The social entrepreneurship ecosystem in Lebanon is still budding; it should reach out more actively to the diaspora for help and guidance. Currently, with the Lebanese Social Entrepreneurship Association being formed, a positive message is sent to potential investors. The objective of this association is to accredit local social enterprises, ensure their transparency and measure their social impact. Despite all the challenges facing Lebanon, and despite the mistrust in its public institutions, social entrepreneurship is a very promising avenue for the Lebanese diaspora looking to invest in the home country.
Hiba Chehade earned an MBA at the American University of Beirut (AUB). Her thesis is entitled ‘Involvement of the Lebanese Diaspora in the Social Entrepreneurship Ecosystem in Lebanon’.
Alain Daou is an Assistant Professor in entrepreneurship at the Olayan School of Business (OSB) at the American University of Beirut. Before joining academia, Alain worked for 10 years with several not-for-profit organizations as project manager, country manager, in-house advisor and consultant in Canada, Central America, and the Middle East and Africa.

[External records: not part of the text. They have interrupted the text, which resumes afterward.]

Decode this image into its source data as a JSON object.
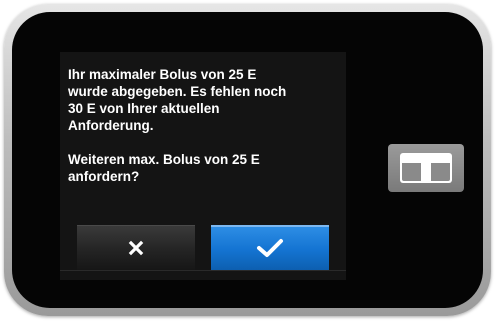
{
  "dialog": {
    "message": "Ihr maximaler Bolus von 25 E\nwurde abgegeben. Es fehlen noch\n30 E von Ihrer aktuellen\nAnforderung.",
    "question": "Weiteren max. Bolus von 25 E\nanfordern?"
  },
  "buttons": {
    "cancel_icon": "close-icon",
    "confirm_icon": "checkmark-icon"
  },
  "colors": {
    "accent": "#1474d2",
    "screen_bg": "#141414",
    "text": "#ffffff",
    "logo": "#8a8a8a"
  },
  "device": {
    "logo_icon": "t-logo-icon"
  }
}
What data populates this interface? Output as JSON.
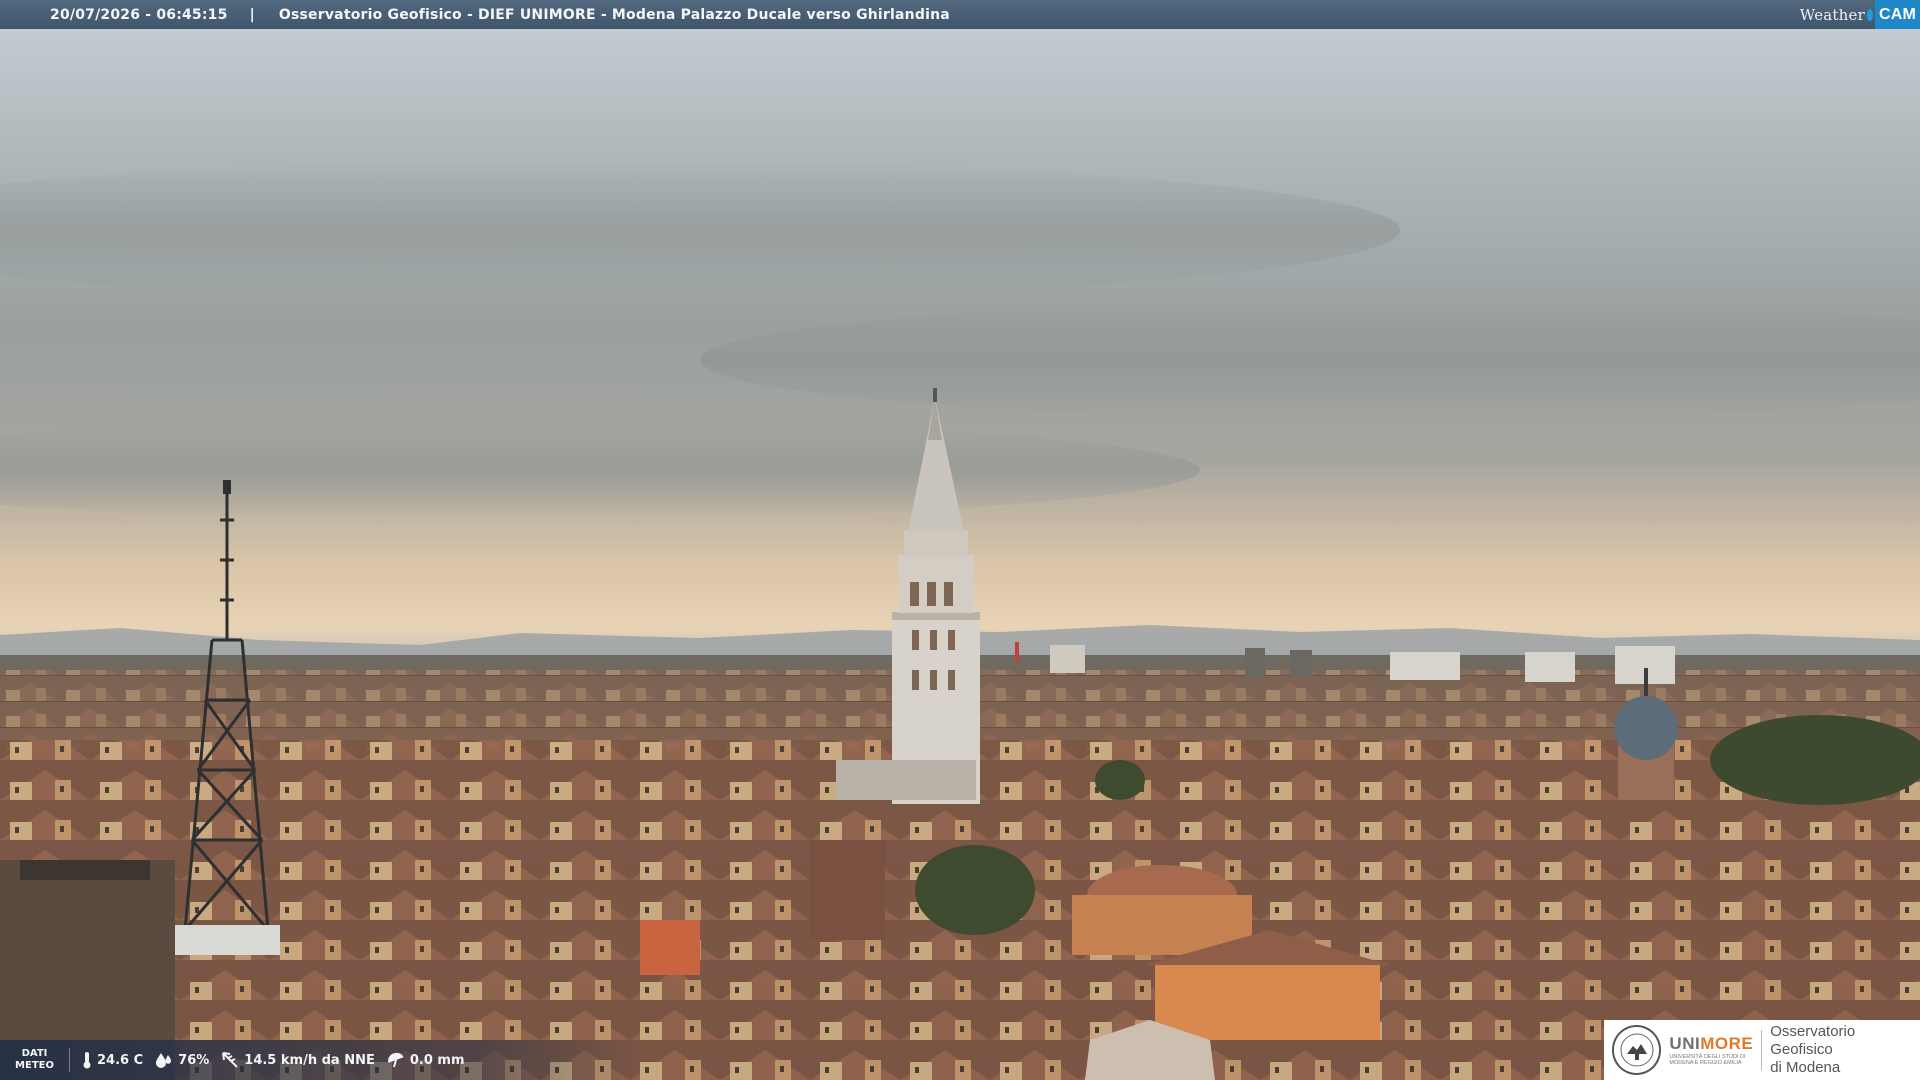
{
  "overlay": {
    "timestamp": "20/07/2026 - 06:45:15",
    "separator": "|",
    "camera_title": "Osservatorio Geofisico - DIEF UNIMORE - Modena Palazzo Ducale verso Ghirlandina",
    "brand_weather": "Weather",
    "brand_cam": "CAM"
  },
  "meteo": {
    "label_line1": "DATI",
    "label_line2": "METEO",
    "temperature": "24.6 C",
    "humidity": "76%",
    "wind": "14.5 km/h da NNE",
    "rain": "0.0 mm"
  },
  "logo": {
    "uni_part1": "UNI",
    "uni_part2": "MORE",
    "uni_sub1": "UNIVERSITÀ DEGLI STUDI DI",
    "uni_sub2": "MODENA E REGGIO EMILIA",
    "observatory_line1": "Osservatorio Geofisico",
    "observatory_line2": "di Modena"
  },
  "colors": {
    "sky_top": "#c9d1d6",
    "sky_mid": "#9aa09e",
    "horizon_glow": "#e6c9a4",
    "roof": "#8a5a45",
    "tower_stone": "#d9d4cc"
  }
}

Through his research, Alain tries to understand how certain types of enterprises such as social enterprises, not-for-profit, and small and medium businesses innovate, scale up and have a positive social and economic impact on stakeholders and society as a whole.